"The boy's face was a mask of pure fear and bewilderment" (6).
Here, Thompson uses "mask" as a metaphor for the boy's expression; this particular word emphasizes the superficiality of which Duke often accuses the general American public.
The Strange Torpedo (Metaphor)
"We'd be fools not to ride this strange torpedo all the way out to the end" (11).
Here, Duke uses the phrase "ride this torpedo" when describing the unpredictable and uncontrollable nature of the journey that he and his attorney are about to undertake. The word "torpedo" also invokes the violent imagery of the Vietnam War that appears throughout the novel and foreshadows a potentially explosive conclusion.
The Eyes of the Law (Metaphor)
"My legal/hotel checkout time is not until noon, which gives me at least two hours of legitimate high-speed driving to get out of this goddamn state before I become a fugitive in the eyes of the law" (85).
The "eyes of the law" is a popular metaphor that means "from the viewpoint of the law." Here, it allows Duke to distance himself from the wrongdoing of which he could be accused; he does not see himself as a dangerous criminal although a police officer certainly would. This metaphor also signifies Duke's general distrust of authority.
Lucy's Portrait (Simile)
"Lucy...was doing a charcoal sketch of Barbra Streisand. From memory this time. It was a full-faced rendering, with teeth like baseballs and eyes like jellied fire" (116).
Here, Thompson uses a rather grotesque simile to express the effects of psychedelics on Lucy's mind and therefore, her normally traditional style of portraiture.
Assistant DA from Chicago (Simile)

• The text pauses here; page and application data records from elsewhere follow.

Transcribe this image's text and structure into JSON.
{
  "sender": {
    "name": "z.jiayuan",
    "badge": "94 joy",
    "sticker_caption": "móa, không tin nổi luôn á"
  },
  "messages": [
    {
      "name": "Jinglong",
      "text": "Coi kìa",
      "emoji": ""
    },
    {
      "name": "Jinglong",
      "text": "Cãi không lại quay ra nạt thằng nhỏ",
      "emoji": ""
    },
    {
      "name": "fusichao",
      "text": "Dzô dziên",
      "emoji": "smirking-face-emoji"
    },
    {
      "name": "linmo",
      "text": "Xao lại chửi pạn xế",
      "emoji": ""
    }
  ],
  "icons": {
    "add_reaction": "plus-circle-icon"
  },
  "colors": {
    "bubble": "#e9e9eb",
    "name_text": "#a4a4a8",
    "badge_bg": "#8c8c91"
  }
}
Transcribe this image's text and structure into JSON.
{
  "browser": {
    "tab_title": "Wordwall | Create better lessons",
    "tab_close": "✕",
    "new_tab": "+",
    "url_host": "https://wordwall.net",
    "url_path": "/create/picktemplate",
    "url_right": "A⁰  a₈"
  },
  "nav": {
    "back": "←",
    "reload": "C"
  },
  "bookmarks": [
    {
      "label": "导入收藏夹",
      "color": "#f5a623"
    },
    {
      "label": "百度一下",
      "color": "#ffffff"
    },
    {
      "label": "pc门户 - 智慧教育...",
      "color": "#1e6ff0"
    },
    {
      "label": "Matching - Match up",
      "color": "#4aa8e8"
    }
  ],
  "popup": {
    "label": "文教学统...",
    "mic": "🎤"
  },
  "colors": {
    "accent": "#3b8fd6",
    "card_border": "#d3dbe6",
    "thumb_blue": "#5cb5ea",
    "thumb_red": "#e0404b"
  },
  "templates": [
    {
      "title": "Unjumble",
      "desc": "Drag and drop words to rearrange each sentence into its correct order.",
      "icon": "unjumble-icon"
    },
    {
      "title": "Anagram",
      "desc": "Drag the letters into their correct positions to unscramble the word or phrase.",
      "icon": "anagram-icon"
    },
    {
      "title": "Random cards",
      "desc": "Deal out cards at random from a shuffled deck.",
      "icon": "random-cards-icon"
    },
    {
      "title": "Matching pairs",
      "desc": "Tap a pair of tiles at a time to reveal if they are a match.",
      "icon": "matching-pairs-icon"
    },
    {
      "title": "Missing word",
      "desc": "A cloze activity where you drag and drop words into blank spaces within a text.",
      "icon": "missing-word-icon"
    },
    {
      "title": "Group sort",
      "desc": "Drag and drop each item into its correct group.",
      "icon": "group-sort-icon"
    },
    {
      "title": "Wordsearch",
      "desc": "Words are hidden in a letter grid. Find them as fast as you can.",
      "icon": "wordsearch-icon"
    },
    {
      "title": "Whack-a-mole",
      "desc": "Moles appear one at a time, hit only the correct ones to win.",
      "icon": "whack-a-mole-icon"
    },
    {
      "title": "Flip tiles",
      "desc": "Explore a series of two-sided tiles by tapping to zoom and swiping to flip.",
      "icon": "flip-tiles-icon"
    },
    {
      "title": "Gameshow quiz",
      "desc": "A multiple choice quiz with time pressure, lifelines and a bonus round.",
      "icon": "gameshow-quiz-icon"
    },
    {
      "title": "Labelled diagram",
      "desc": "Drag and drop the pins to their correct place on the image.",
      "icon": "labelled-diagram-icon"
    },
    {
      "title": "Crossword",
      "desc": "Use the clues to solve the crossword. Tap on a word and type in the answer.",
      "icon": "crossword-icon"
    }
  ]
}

"An assistant DA from Chicago wore a light-tan sleeveless knit suit: his lady was the star of the Dunes casino; she flashed through the place like Grace Slick at a Finch College class reunion. They were a classic couple; stone swingers" (140).
Grace Slick is a rock musician best known for being the lead singer of bands like Jefferson Airplane and Jefferson Starship. In the 1960s and 70s, she was a cultural style icon and anti-establishment critic; she struggled with drug and alcohol abuse throughout her career. She also did attend Finch College, a now defunct expensive and elite finishing school on Manhattan's Upper East Side. One of her classmates was Tricia Nixon, the President's daughter. As a result, Slick was once invited to the White House for a Finch alumni event, during which she supposedly planned to spike the President's tea with LSD. However, she never got the chance to do so because the White House security personnel refused to let Slick inside once they realized who she was.
This simile casts the assistant DA's wife as a confident rabble-rouser; she is someone who sticks out from the crowd.
Fear and Loathing in Las Vegas Questions and Answers
The Question and Answer section for Fear and Loathing in Las Vegas is a great
resource to ask questions, find answers, and discuss the novel.
Fear and Loathing in Las Vegas essays are academic essays for citation. These papers were written primarily by students and provide critical analysis of Fear and Loathing in Las Vegas by Hunter S. Thompson.